The Modern Plastics Worldwide website has a good article up on Universal Design, or "Inclusive Design," as they're now calling it. As the populations of America, Asia and Europe continue to grey at an unprecedented rate, more and more objects will need to be designed to be elderly-friendly.
How to design for this burgeoning group of consumers? Well, don't, at least not specifically, recommends Davin Stowell, CEO of product design firm Smart Design (New York)...
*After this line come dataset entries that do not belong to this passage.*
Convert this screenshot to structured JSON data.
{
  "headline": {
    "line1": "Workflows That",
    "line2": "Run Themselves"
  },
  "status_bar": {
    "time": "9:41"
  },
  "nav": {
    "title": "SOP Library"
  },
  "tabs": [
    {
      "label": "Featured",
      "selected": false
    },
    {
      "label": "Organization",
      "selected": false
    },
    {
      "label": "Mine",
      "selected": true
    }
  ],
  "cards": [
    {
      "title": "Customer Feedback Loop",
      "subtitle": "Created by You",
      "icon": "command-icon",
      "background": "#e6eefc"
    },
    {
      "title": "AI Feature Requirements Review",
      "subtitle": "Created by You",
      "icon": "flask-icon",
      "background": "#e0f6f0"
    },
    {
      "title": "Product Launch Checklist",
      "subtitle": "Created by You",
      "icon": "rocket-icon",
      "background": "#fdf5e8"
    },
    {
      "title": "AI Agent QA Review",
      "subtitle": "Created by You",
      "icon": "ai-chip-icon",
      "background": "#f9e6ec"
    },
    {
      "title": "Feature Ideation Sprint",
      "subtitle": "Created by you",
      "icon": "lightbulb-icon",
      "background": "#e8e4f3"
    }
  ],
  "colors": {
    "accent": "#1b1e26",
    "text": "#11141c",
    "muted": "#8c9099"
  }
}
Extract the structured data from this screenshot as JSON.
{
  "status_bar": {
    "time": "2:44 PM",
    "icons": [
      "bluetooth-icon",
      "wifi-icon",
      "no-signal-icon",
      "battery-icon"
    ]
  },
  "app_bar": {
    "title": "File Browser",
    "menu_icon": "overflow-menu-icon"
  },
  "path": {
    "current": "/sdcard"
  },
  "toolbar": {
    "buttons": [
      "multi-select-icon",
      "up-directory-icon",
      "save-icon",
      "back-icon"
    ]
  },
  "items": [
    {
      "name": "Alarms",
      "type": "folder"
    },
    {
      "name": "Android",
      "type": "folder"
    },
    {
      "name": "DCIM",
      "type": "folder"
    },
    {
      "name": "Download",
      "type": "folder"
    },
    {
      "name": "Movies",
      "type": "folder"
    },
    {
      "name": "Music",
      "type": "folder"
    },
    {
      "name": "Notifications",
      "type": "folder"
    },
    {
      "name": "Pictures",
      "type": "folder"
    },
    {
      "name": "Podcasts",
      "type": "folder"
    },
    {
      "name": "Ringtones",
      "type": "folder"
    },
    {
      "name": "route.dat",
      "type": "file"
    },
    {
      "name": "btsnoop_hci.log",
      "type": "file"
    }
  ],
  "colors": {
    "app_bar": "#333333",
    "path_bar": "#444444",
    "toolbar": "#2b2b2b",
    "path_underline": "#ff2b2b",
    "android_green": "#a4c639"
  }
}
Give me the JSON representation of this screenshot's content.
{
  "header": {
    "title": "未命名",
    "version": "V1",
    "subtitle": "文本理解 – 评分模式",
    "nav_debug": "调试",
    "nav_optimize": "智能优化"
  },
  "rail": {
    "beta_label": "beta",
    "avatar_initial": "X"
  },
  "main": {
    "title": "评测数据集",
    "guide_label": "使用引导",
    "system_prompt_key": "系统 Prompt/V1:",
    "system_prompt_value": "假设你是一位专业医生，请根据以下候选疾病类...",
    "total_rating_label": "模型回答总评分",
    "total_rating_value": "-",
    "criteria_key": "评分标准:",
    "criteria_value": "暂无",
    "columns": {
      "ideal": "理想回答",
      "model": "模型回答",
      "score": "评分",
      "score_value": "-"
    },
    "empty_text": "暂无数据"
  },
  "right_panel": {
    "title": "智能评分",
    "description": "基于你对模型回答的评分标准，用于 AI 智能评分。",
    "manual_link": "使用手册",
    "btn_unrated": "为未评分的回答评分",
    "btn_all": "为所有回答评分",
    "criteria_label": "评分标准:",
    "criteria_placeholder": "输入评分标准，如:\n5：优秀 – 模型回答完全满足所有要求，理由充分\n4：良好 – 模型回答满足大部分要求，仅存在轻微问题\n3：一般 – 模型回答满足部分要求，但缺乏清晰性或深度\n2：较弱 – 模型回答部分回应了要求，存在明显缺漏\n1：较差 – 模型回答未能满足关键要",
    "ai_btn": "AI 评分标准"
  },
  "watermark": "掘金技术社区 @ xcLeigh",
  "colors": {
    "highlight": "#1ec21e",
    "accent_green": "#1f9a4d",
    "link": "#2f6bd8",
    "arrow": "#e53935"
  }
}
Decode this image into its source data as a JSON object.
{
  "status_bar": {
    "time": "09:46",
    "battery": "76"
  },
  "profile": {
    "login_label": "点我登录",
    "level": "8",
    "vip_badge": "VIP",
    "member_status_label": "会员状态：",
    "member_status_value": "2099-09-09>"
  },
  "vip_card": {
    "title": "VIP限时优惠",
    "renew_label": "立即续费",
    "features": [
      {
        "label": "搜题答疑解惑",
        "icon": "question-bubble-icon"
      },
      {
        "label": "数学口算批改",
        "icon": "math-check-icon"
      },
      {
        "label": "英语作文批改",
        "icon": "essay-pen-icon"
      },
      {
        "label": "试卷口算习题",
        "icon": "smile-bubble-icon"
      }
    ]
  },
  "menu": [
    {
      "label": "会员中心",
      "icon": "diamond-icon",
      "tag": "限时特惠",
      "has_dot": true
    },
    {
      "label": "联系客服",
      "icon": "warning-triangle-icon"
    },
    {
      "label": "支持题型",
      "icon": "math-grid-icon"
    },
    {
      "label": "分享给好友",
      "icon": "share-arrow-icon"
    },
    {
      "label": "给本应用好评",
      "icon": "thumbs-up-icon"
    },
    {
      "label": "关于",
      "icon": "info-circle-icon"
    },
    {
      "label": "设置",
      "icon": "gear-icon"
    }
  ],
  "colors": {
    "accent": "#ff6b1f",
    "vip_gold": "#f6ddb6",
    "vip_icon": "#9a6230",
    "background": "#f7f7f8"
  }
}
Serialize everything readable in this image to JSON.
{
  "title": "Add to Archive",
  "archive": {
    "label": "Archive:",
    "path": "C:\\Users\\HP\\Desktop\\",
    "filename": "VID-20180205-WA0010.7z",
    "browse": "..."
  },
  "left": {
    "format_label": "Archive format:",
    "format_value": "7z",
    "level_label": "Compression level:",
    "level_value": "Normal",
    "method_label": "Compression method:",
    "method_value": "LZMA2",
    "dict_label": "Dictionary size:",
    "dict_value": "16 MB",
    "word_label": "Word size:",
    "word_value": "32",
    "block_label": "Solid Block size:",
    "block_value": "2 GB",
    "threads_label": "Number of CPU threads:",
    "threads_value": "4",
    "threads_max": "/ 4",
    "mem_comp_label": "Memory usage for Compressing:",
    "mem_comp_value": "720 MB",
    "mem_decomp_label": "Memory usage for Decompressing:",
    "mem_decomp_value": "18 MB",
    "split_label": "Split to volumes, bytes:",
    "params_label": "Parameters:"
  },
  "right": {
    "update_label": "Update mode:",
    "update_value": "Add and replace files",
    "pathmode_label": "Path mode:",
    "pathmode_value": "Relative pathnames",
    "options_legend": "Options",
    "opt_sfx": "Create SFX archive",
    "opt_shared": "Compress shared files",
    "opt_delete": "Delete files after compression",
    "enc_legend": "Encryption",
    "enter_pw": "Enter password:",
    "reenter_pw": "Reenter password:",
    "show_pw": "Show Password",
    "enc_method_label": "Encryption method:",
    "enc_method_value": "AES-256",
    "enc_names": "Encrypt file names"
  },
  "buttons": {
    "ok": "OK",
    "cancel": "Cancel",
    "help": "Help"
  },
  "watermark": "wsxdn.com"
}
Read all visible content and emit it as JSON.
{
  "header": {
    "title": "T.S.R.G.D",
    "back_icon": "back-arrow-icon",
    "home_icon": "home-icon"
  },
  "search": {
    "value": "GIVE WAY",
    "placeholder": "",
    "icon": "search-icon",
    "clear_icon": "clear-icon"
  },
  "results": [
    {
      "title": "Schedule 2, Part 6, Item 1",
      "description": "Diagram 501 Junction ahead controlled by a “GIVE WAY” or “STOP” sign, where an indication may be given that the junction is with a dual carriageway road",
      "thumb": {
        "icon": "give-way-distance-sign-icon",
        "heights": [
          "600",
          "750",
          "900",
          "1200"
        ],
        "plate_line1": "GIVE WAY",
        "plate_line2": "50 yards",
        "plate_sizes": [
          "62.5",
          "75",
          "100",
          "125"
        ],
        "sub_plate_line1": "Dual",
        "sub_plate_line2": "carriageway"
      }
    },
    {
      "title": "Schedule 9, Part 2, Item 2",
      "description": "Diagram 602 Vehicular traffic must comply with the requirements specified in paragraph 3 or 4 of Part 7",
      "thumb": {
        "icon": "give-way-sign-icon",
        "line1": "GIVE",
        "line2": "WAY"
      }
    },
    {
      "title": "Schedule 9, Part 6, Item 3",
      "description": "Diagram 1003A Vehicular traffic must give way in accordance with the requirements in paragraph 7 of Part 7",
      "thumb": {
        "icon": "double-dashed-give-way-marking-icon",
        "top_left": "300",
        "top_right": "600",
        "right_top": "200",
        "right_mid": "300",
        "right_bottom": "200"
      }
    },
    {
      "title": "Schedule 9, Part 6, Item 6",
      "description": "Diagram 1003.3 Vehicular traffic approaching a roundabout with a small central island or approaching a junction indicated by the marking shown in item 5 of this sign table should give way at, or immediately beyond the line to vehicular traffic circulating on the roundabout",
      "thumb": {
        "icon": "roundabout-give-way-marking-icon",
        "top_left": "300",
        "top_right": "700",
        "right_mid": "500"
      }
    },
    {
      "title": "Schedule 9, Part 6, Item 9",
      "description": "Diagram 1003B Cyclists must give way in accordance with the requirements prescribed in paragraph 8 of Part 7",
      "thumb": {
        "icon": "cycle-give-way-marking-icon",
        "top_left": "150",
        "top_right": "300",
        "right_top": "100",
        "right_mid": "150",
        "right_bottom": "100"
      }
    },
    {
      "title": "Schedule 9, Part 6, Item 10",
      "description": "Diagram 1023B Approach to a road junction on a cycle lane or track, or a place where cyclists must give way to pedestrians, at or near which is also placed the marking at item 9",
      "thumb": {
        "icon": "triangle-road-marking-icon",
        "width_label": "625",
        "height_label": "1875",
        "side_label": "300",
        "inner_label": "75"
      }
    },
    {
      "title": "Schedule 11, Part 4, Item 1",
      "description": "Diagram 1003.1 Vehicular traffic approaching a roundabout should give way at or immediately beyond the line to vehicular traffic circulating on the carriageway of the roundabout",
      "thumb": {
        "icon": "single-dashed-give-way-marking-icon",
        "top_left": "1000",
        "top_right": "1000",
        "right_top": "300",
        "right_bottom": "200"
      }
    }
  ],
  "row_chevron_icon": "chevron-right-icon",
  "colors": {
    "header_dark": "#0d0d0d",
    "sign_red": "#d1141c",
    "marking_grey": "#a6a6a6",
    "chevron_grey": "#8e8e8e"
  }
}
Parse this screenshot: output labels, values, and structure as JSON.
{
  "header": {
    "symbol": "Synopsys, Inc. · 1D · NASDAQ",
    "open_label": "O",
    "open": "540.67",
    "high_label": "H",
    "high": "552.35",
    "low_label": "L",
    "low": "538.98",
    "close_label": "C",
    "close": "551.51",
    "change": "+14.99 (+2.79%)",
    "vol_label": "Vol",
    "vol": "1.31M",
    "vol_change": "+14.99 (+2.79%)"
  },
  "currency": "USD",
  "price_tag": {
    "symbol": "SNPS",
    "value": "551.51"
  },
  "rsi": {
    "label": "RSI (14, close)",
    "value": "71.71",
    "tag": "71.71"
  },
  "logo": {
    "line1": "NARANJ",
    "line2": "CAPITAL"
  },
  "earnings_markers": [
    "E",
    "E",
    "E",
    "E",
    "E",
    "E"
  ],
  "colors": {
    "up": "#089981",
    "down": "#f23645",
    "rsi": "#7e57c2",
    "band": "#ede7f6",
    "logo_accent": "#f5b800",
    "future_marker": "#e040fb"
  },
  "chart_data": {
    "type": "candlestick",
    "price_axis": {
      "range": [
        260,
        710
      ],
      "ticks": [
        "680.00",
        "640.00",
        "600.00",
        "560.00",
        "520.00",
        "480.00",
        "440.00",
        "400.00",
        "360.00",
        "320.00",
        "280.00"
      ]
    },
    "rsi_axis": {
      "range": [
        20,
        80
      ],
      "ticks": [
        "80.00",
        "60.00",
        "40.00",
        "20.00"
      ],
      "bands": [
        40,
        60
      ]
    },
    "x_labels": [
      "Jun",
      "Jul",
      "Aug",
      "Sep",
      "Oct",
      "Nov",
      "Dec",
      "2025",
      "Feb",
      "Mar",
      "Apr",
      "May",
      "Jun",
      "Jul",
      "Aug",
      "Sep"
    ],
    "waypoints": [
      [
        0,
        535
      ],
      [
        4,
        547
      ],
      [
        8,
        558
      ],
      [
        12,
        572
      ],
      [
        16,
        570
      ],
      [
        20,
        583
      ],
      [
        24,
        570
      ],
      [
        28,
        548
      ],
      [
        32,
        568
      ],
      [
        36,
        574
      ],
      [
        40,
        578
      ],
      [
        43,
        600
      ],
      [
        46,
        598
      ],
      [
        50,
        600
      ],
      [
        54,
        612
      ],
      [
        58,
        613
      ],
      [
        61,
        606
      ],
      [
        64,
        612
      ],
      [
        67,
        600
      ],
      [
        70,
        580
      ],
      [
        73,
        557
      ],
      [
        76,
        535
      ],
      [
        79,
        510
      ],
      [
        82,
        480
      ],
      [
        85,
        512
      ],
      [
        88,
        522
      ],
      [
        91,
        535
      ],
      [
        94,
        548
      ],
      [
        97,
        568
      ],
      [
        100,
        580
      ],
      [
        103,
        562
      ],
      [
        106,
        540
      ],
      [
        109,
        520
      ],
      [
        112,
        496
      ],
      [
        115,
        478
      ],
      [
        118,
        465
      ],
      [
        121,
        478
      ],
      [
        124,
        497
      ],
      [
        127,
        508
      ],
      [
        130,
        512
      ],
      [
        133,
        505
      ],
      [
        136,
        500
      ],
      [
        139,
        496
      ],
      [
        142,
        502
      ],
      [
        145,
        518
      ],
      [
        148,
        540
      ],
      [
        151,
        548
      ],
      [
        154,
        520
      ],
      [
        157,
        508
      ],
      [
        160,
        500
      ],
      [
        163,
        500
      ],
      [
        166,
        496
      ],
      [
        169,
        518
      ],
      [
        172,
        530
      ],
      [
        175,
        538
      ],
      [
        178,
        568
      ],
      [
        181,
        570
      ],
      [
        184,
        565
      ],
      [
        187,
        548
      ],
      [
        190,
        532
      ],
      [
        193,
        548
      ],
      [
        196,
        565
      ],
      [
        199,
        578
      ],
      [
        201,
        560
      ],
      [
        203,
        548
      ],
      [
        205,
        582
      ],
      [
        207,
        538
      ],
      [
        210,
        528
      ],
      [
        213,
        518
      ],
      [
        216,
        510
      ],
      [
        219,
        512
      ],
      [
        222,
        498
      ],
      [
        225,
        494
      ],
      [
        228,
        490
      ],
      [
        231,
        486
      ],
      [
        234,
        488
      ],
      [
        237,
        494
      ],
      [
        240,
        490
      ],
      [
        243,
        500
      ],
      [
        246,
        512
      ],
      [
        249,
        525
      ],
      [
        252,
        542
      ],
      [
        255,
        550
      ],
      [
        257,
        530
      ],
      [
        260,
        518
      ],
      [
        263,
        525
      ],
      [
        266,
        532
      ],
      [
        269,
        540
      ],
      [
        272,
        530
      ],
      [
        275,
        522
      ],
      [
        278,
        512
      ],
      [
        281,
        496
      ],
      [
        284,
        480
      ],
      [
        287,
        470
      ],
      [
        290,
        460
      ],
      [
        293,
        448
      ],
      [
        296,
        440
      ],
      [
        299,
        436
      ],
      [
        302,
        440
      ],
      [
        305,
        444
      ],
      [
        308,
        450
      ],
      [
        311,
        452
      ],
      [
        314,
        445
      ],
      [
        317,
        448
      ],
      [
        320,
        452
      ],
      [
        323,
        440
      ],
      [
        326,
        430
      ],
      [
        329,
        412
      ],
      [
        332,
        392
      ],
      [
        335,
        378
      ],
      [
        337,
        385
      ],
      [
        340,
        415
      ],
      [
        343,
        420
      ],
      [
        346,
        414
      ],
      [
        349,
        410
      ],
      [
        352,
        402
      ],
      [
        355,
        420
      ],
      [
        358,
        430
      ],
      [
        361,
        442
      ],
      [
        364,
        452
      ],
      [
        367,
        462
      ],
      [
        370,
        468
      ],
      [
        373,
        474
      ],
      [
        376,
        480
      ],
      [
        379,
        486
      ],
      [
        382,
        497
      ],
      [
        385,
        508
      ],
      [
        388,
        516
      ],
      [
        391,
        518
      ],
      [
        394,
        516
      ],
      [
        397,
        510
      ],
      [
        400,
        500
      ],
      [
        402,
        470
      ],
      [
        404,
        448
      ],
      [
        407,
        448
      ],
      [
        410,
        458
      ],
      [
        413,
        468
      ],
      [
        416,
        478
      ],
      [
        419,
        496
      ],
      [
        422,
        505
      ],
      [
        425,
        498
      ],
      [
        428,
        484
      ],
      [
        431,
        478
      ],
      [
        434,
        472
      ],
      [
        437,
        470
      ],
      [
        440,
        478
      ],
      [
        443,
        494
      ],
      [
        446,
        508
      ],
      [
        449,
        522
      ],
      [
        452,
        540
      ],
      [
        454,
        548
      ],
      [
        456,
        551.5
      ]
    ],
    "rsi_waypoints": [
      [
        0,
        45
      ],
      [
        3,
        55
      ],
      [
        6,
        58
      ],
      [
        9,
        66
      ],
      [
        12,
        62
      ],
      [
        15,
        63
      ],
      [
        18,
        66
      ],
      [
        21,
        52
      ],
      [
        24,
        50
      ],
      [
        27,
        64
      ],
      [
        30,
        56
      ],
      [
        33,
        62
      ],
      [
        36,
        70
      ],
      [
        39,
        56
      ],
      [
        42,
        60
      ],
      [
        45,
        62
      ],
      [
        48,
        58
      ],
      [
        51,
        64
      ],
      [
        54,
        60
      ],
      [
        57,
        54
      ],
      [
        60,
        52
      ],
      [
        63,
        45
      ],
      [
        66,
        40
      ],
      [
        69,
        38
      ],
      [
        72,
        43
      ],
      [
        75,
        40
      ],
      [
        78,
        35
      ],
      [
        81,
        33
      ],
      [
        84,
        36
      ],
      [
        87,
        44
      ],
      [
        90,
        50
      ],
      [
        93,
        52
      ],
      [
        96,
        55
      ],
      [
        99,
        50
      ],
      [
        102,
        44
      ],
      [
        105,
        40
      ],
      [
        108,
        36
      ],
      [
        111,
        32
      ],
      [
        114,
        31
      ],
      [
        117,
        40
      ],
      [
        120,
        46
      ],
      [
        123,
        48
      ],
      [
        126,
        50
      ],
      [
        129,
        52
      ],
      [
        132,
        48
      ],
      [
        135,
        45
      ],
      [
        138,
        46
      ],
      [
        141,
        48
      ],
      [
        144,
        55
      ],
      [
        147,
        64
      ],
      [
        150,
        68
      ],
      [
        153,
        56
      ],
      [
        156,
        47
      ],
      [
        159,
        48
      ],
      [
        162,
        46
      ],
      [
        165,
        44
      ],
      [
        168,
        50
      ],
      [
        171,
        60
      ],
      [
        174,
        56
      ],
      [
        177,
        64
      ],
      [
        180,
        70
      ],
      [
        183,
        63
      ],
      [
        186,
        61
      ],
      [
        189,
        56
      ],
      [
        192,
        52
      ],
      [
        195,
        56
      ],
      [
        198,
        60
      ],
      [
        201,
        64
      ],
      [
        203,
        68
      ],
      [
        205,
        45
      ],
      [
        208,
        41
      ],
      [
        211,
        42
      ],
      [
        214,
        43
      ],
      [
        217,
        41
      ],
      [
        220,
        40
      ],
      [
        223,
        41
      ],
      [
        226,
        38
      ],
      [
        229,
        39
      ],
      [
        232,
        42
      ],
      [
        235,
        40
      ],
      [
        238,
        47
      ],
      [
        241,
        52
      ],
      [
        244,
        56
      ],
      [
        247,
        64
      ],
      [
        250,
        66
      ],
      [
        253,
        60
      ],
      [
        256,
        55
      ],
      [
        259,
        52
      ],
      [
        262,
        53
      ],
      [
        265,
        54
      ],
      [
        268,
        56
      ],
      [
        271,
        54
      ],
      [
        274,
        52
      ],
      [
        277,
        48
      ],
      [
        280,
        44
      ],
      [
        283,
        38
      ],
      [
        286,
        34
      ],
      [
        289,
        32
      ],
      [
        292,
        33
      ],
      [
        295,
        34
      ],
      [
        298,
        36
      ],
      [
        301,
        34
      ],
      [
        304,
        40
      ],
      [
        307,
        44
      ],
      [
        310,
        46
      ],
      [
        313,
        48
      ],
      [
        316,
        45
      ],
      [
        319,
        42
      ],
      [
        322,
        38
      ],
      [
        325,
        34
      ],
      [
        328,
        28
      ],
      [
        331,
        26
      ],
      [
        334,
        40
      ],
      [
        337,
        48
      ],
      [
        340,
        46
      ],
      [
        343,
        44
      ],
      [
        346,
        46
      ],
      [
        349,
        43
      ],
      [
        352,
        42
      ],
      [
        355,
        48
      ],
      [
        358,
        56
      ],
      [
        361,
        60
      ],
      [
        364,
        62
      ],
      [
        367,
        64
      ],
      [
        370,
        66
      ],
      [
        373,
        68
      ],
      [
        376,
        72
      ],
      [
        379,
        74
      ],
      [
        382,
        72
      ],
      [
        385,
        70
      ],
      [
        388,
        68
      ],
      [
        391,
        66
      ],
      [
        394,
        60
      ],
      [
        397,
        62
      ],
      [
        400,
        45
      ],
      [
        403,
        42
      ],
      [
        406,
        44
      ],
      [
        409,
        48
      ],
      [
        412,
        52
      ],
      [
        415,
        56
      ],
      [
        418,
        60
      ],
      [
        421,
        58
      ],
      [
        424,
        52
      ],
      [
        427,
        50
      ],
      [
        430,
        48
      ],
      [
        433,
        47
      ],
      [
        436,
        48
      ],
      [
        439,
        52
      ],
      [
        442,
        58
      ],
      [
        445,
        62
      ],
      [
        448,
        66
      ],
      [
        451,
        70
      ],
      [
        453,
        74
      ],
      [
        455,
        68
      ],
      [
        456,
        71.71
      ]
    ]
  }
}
His recommendation: think in terms of 'universal,' or better yet, 'inclusive' design. Using lighter materials, combining materials with greater contrasts to make products easier to see or for backlighting, and using of soft-touch or other easily handled grips: all are examples of design aspects that appeal to seniors but also offer benefits to most other users, too. "If you design it for everyone, then it's not stigmatized" as a strictly senior product, he notes. The economics of such inclusive designs also appeal to original equipment manufacturers, as not limiting a product enables a processor to manufacture in higher volumes.
Read the entire article here.